For instance, on the off chance that you are considering purchasing another vehicle that right now costs US$60,000, during times of flattening you understand that assuming you stand by one more month, you can purchase this vehicle for $55,000. Accordingly, you don’t buy the vehicle today. However, following a month, when the vehicle is presently available to be purchased for $55,000, a similar rationale applies. Why purchase a vehicle today, when you can stand by one more month and purchase a vehicle for $50,000 one month from now.
This lower spending prompts less pay for makers, which can prompt joblessness. Moreover, organizations, as well, postpone spending since they anticipate that costs should fall further. This negative input circle – the deflationary twisting – creates higher joblessness, even lower costs and, surprisingly, less spending.
So, collapse prompts more flattening. All through the vast majority of U.S. history, times of emptying normally remain inseparable with monetary slumps.
Everything in moderation
So it’s unmistakable some expansion is presumably important to stay away from a collapse trap, yet how much? Might it at any point be 1%, 3% or even 4%?
Perhaps. There isn’t major areas of strength for any or observational proof for an expansion focus of precisely 2%. The figure’s starting point is a piece dim, however a few reports propose it basically came from an easygoing comment made by the New Zealand finance serve back in the last part of the 1980s during a television interview.
Also, there’s anxiety that making financial focuses for monetary markers like expansion ruins the convenience of the measurement.
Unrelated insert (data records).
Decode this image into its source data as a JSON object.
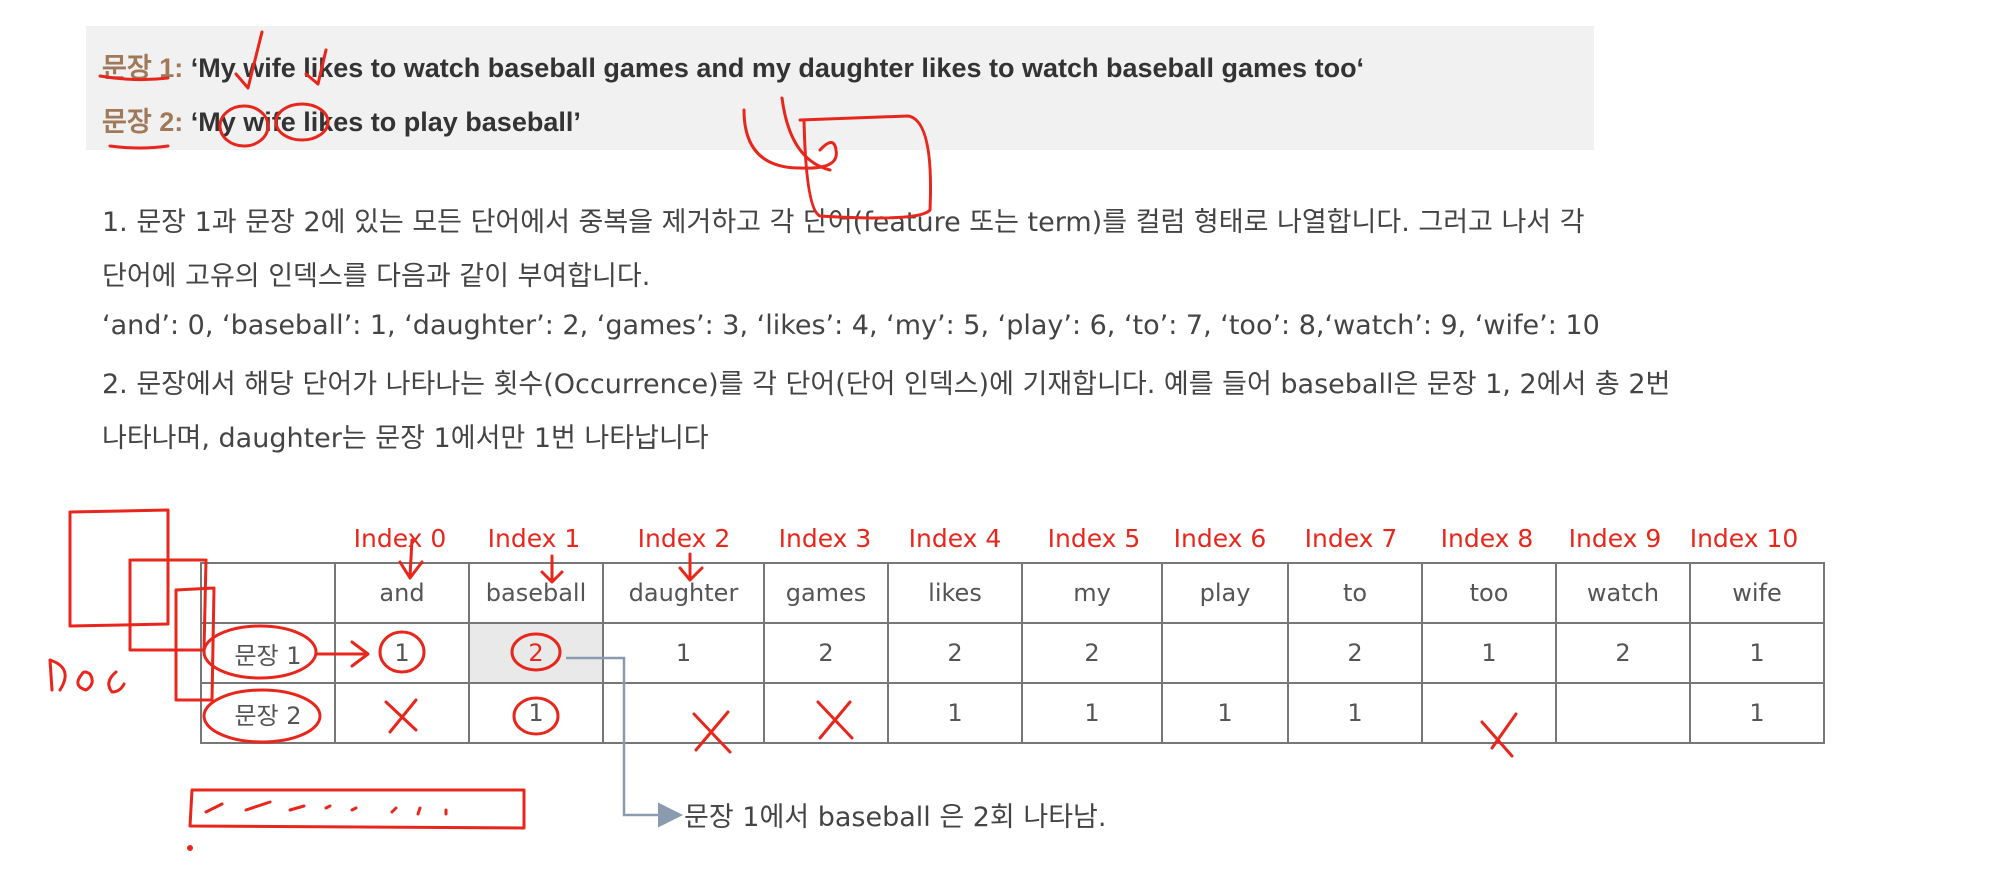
{
  "sentences": [
    {
      "label": "문장",
      "num": " 1:",
      "text": " ‘My wife likes to watch baseball games and my daughter likes to watch baseball games too‘"
    },
    {
      "label": "문장",
      "num": " 2:",
      "text": " ‘My wife likes to play baseball’"
    }
  ],
  "paragraphs": {
    "step1_line1": "1. 문장 1과 문장 2에 있는 모든 단어에서 중복을 제거하고 각 단어(feature 또는 term)를 컬럼 형태로 나열합니다. 그러고 나서 각",
    "step1_line2": "단어에 고유의 인덱스를 다음과 같이 부여합니다.",
    "index_map": "‘and’: 0, ‘baseball’: 1, ‘daughter’: 2, ‘games’: 3, ‘likes’: 4, ‘my’: 5, ‘play’: 6, ‘to’: 7, ‘too’: 8,‘watch’: 9, ‘wife’: 10",
    "step2_line1": "2. 문장에서 해당 단어가 나타나는 횟수(Occurrence)를 각 단어(단어 인덱스)에 기재합니다. 예를 들어 baseball은 문장 1, 2에서 총 2번",
    "step2_line2": "나타나며, daughter는 문장 1에서만 1번 나타납니다"
  },
  "index_labels": [
    "Index 0",
    "Index 1",
    "Index 2",
    "Index 3",
    "Index 4",
    "Index 5",
    "Index 6",
    "Index 7",
    "Index 8",
    "Index 9",
    "Index 10"
  ],
  "table": {
    "columns": [
      "and",
      "baseball",
      "daughter",
      "games",
      "likes",
      "my",
      "play",
      "to",
      "too",
      "watch",
      "wife"
    ],
    "rows": [
      {
        "label": "문장 1",
        "values": [
          "1",
          "2",
          "1",
          "2",
          "2",
          "2",
          "",
          "2",
          "1",
          "2",
          "1"
        ]
      },
      {
        "label": "문장 2",
        "values": [
          "",
          "1",
          "",
          "",
          "1",
          "1",
          "1",
          "1",
          "",
          "",
          "1"
        ]
      }
    ]
  },
  "note": "문장 1에서 baseball 은 2회 나타남.",
  "handwriting": {
    "doc_label": "Doc"
  },
  "colors": {
    "annotation_red": "#e8261c",
    "sentence_label": "#a0785a",
    "arrow_gray": "#8a9bb0"
  }
}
Charles Goodhart, a financial expert who worked for the Bank of Britain, made an eponymous regulation that states: “When an action turns into an objective, it fails to be a decent measure.”
Since a center mission of the Federal Reserve is cost steadiness, the objective is unimportant. The most compelling thing is that the Fed guide the economy toward an expansion rate sufficiently high to permit it space to bring down loan costs assuming it needs to invigorate the economy however low sufficient that it doesn’t truly disintegrate shopper buying power.